Here are some ideas of great places where you can visit and enjoy some wonderful rocks:
Capital Reef National Park, Utah
Monument Valley, Arizona
Petrified Forest National Park, Arizona
WHERE DO YOU GO TO PLAY AMONG THE ROCKS? ANY FAVORITE PLACES?
DID YOU KNOW ALL BUT NINE OF THE UNITED STATES HAVE AN OFFICIAL STATE FOSSIL ON RECORD? California’s is the Sabre Tooth Cat. Alaska’s is the Wooly Mammoth. Arizona’s is Petrified Wood. Ohio’s is the Trilobite.
There is a website that gives a full list!
* * * * * * * * * * * * * * * * * * * * * * * * *
QUOTES ABOUT ROCKS
“Vision connects you. But is also separates you. In my work, and my life, I feel a desire to merge. Not in terms of losing my own identity. . . but there’s a feeling that life is interconnected, that there’s life in stones and rocks and trees and dirt, like there is in us.” Bill Viola

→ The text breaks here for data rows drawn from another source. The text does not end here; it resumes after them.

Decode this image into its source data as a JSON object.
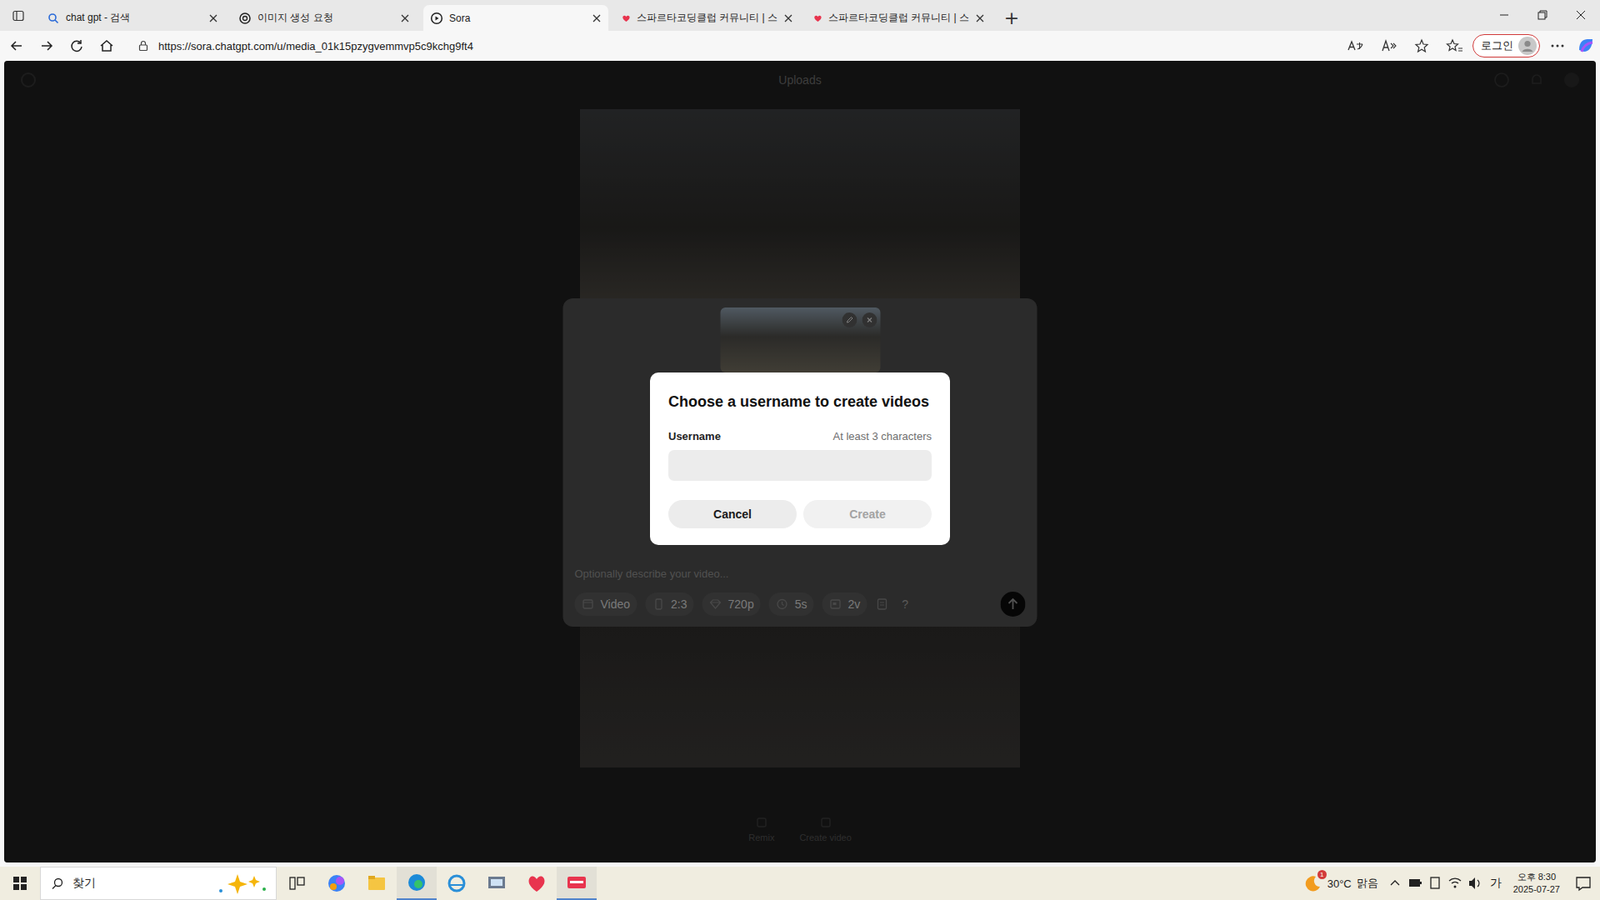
{
  "browser": {
    "tabs": [
      {
        "label": "chat gpt - 검색",
        "selected": false,
        "kind": "search"
      },
      {
        "label": "이미지 생성 요청",
        "selected": false,
        "kind": "openai"
      },
      {
        "label": "Sora",
        "selected": true,
        "kind": "sora"
      },
      {
        "label": "스파르타코딩클럽 커뮤니티 | 스",
        "selected": false,
        "kind": "sparta"
      },
      {
        "label": "스파르타코딩클럽 커뮤니티 | 스",
        "selected": false,
        "kind": "sparta"
      }
    ],
    "new_tab": "+",
    "address": {
      "url": "https://sora.chatgpt.com/u/media_01k15pzygvemmvp5c9kchg9ft4"
    },
    "login": "로그인"
  },
  "page": {
    "header": "Uploads",
    "composer": {
      "placeholder": "Optionally describe your video...",
      "options": [
        {
          "label": "Video"
        },
        {
          "label": "2:3"
        },
        {
          "label": "720p"
        },
        {
          "label": "5s"
        },
        {
          "label": "2v"
        }
      ],
      "help": "?"
    },
    "bottom_actions": [
      "Remix",
      "Create video"
    ]
  },
  "dialog": {
    "title": "Choose a username to create videos",
    "field_label": "Username",
    "hint": "At least 3 characters",
    "value": "",
    "buttons": [
      {
        "label": "Cancel",
        "disabled": false
      },
      {
        "label": "Create",
        "disabled": true
      }
    ]
  },
  "taskbar": {
    "search_placeholder": "찾기",
    "weather": {
      "temp": "30°C",
      "text": "맑음",
      "badge": "1"
    },
    "ime": "가",
    "time": "오후 8:30",
    "date": "2025-07-27"
  }
}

“Life has evolved to thrive in environments that are extreme only by our limited human standards: in the boiling battery acid of Yellowstone hot springs, in the cracks of permanent ice sheets, in the cooling waters of nuclear reactors, miles beneath the Earth’s crust, in pure salt crystals, and inside the rocks of the dry valleys of Antarctica.” Jill Tarter
“Geologists have a saying—rocks remember.” Neil Armstrong
“The problem is not scientifically illiterate kids; it is scientifically illiterate adults. Kids are born curious about the natural world. They are always turning over rocks, jumping with two feet into mud puddles and playing with the tablecloth and fine china.” Neil deGrasse Tyson
“If it weren’t for the rocks in its bed, the stream would have no song.” Carl Perkins
“The violets in the mountains have broken the rocks.” Tennessee Williams
“TV’s like whitewater rafting: Without rocks, there wouldn’t be rapids, and it wouldn’t be as much fun.” Joss Whedon
“Leave part of the yard rough. Don’t manicure everything. Small children in particular love to turn over rocks and find bugs, and give them some space to do that. Take your child fishing. Take your child on hikes.” Richard Louv
“What are men to rocks and mountains?” Jane Austen
“And yet we couldn’t leave—it was as if the rocks were holding us there. I mean, they were only rocks. But for some reason, those rocks made lonely feel good.” Cynthia Kadohata
“A pile of rocks ceases to be a rock when somebody contemplates it with the idea of a cathedral in mind.” Antoine de Saint-Exupery
“For a tree to become tall it must grow tough roots among the rocks.” Friedrich Nietzsche
“Teachers who inspire realize there will always be rocks in the road ahead of us. They will be stumbling blocks or stepping stone. It all depends on how we use them.” Anonymous